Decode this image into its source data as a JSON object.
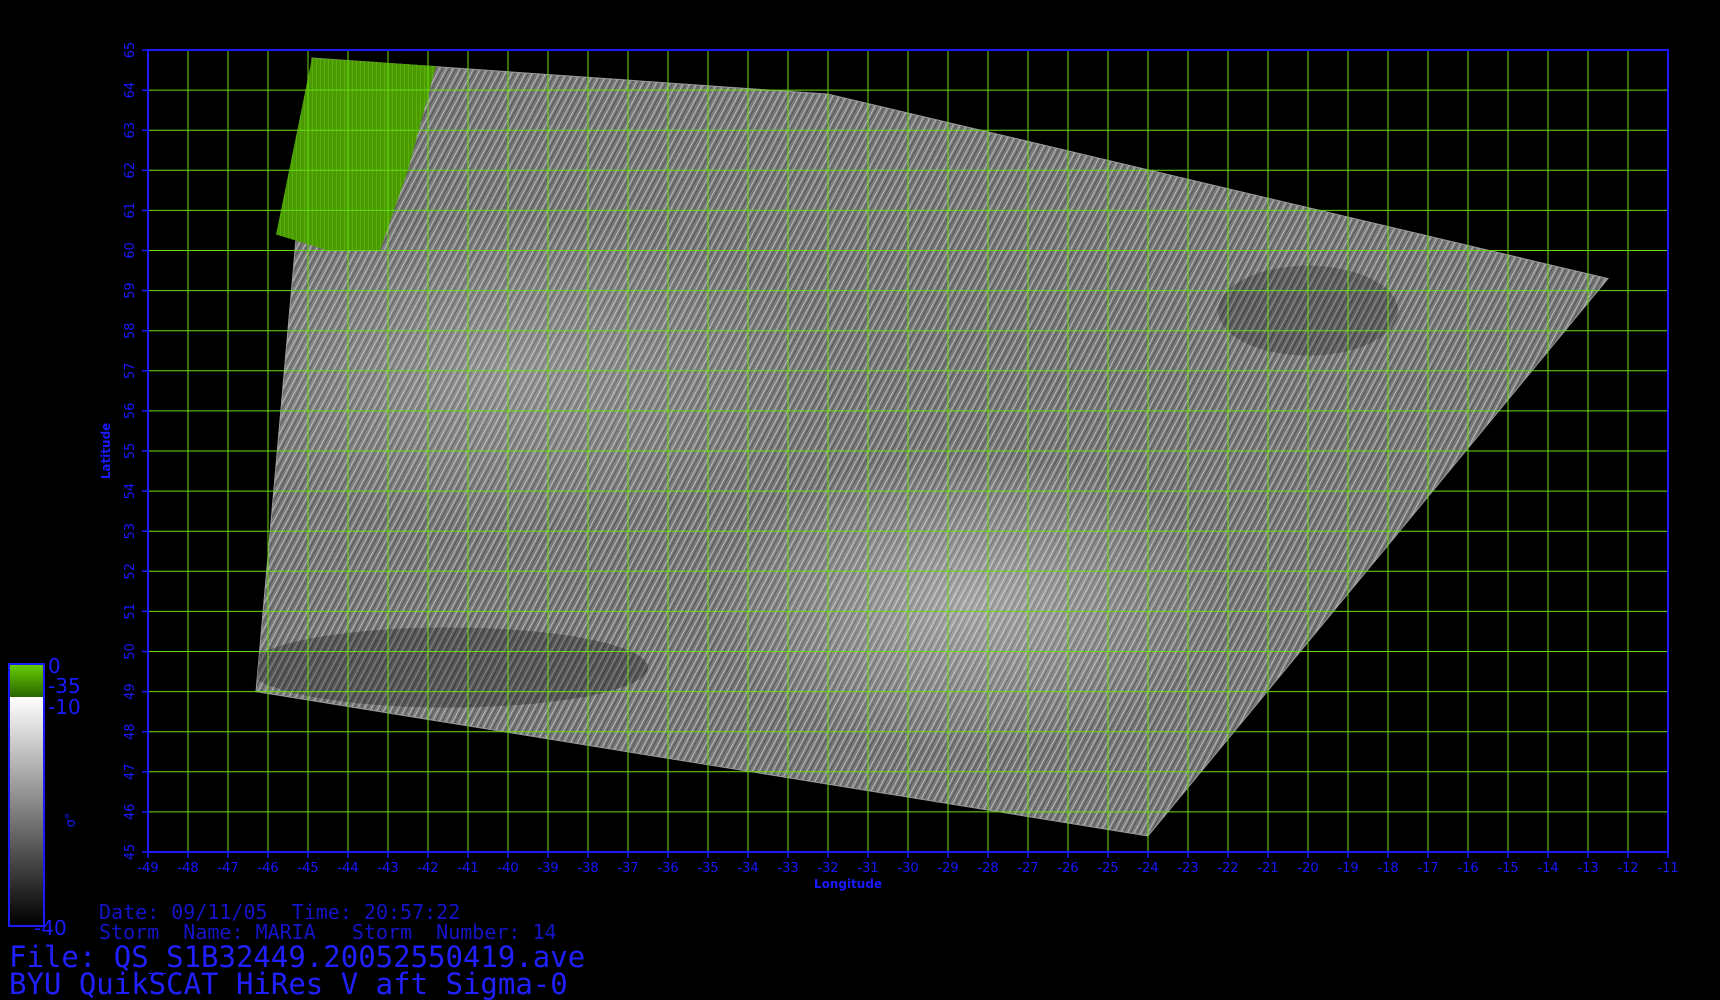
{
  "map": {
    "axis_x": {
      "label": "Longitude",
      "ticks": [
        "-49",
        "-48",
        "-47",
        "-46",
        "-45",
        "-44",
        "-43",
        "-42",
        "-41",
        "-40",
        "-39",
        "-38",
        "-37",
        "-36",
        "-35",
        "-34",
        "-33",
        "-32",
        "-31",
        "-30",
        "-29",
        "-28",
        "-27",
        "-26",
        "-25",
        "-24",
        "-23",
        "-22",
        "-21",
        "-20",
        "-19",
        "-18",
        "-17",
        "-16",
        "-15",
        "-14",
        "-13",
        "-12",
        "-11"
      ],
      "range": [
        -49,
        -11
      ]
    },
    "axis_y": {
      "label": "Latitude",
      "ticks": [
        "45",
        "46",
        "47",
        "48",
        "49",
        "50",
        "51",
        "52",
        "53",
        "54",
        "55",
        "56",
        "57",
        "58",
        "59",
        "60",
        "61",
        "62",
        "63",
        "64",
        "65"
      ],
      "range": [
        45,
        65
      ]
    },
    "grid": true,
    "colors": {
      "grid": "#66dd11",
      "axis": "#1a1aff",
      "land": "#4d9900",
      "swath": "#8a8a8a"
    },
    "swath_corners_lonlat": [
      [
        -46.3,
        49.0
      ],
      [
        -44.9,
        64.8
      ],
      [
        -32.0,
        63.9
      ],
      [
        -12.5,
        59.3
      ],
      [
        -24.0,
        45.4
      ]
    ],
    "land_region_lonlat": [
      [
        -44.9,
        64.8
      ],
      [
        -41.8,
        64.6
      ],
      [
        -42.5,
        62.0
      ],
      [
        -43.2,
        60.0
      ],
      [
        -44.5,
        60.0
      ],
      [
        -45.8,
        60.4
      ]
    ]
  },
  "colorbar": {
    "symbol": "σ°",
    "labels": [
      "0",
      "-35",
      "-10",
      "-40"
    ]
  },
  "info": {
    "line1": "Date: 09/11/05  Time: 20:57:22",
    "line2": "Storm  Name: MARIA   Storm  Number: 14",
    "file": "File: QS_S1B32449.20052550419.ave",
    "product": "BYU QuikSCAT HiRes V aft Sigma-0"
  }
}
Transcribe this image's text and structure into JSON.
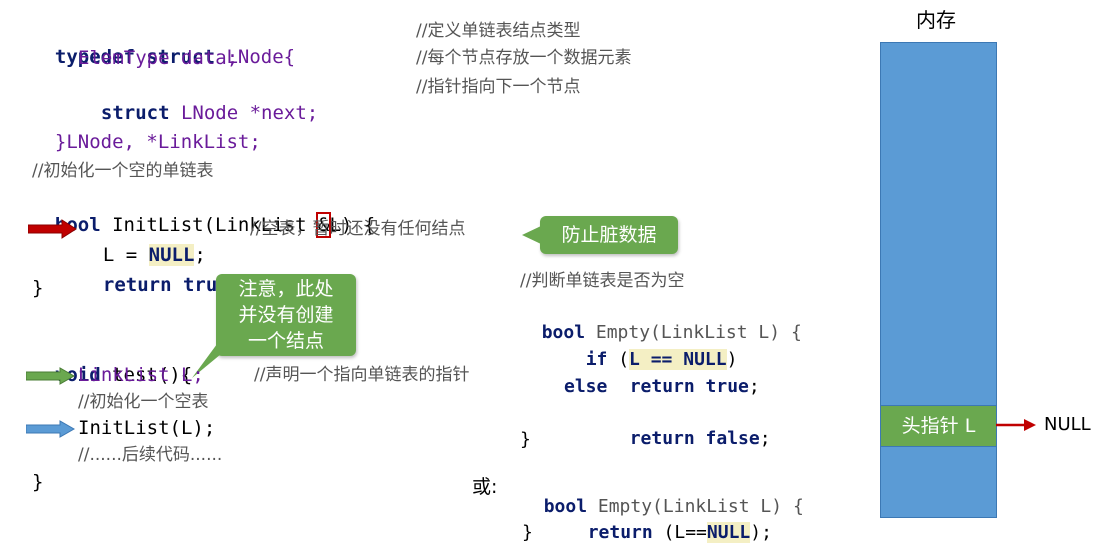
{
  "code_top": {
    "line1_kw": "typedef struct ",
    "line1_name": "LNode{",
    "line1_comment": "//定义单链表结点类型",
    "line2": "ElemType data;",
    "line2_comment": "//每个节点存放一个数据元素",
    "line3_kw": "struct ",
    "line3_rest": "LNode *next;",
    "line3_comment": "//指针指向下一个节点",
    "line4": "}LNode, *LinkList;"
  },
  "init_func": {
    "comment": "//初始化一个空的单链表",
    "sig_kw": "bool ",
    "sig_name": "InitList(LinkList ",
    "sig_amp": "&",
    "sig_end": "L) {",
    "body1_pre": "L = ",
    "body1_null": "NULL",
    "body1_post": ";",
    "body1_comment": "//空表，暂时还没有任何结点",
    "body2_kw": "return true",
    "body2_end": ";",
    "close": "}"
  },
  "test_func": {
    "sig_kw": "void ",
    "sig_rest": "test(){",
    "line1": "LinkList L;",
    "line1_comment": "//声明一个指向单链表的指针",
    "line2_comment": "//初始化一个空表",
    "line3": "InitList(L);",
    "line4": "//......后续代码......",
    "close": "}"
  },
  "empty_func1": {
    "comment": "//判断单链表是否为空",
    "sig_kw": "bool ",
    "sig_rest": "Empty(LinkList L) {",
    "if_kw": "if ",
    "if_open": "(",
    "if_cond": "L == NULL",
    "if_close": ")",
    "ret_true_kw": "return true",
    "ret_true_end": ";",
    "else_kw": "else",
    "ret_false_kw": "return false",
    "ret_false_end": ";",
    "close": "}"
  },
  "empty_func2": {
    "or_label": "或:",
    "sig_kw": "bool ",
    "sig_rest": "Empty(LinkList L) {",
    "ret_kw": "return ",
    "ret_open": "(L==",
    "ret_null": "NULL",
    "ret_close": ");",
    "close": "}"
  },
  "bubbles": {
    "dirty": "防止脏数据",
    "note_line1": "注意，此处",
    "note_line2": "并没有创建",
    "note_line3": "一个结点"
  },
  "memory": {
    "title": "内存",
    "head_pointer": "头指针 L",
    "null_label": "NULL"
  },
  "colors": {
    "red_arrow": "#c00000",
    "green_arrow": "#6aa84f",
    "blue_arrow": "#5b9bd5",
    "memory_blue": "#5b9bd5",
    "bubble_green": "#6aa84f"
  }
}
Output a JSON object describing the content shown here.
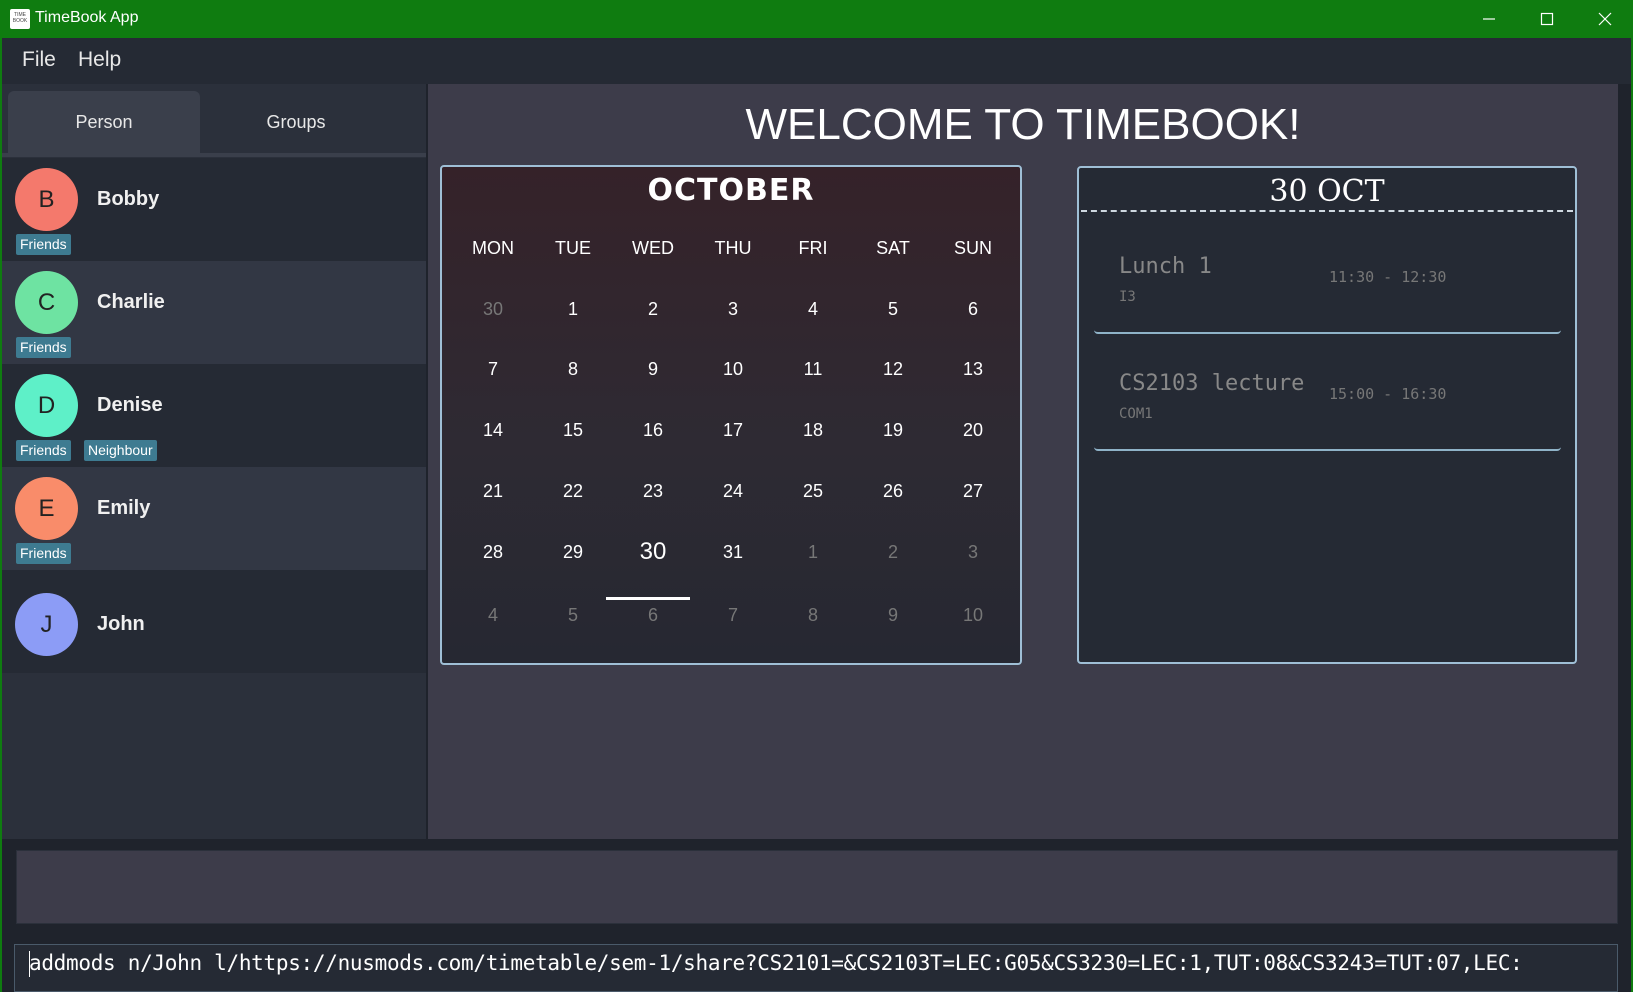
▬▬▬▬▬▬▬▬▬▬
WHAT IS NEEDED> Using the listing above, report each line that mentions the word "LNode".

WRITTEN SOLUTION>
    "line1_name": "LNode{",
    "line3_rest": "LNode *next;",
    "line4": "}LNode, *LinkList;"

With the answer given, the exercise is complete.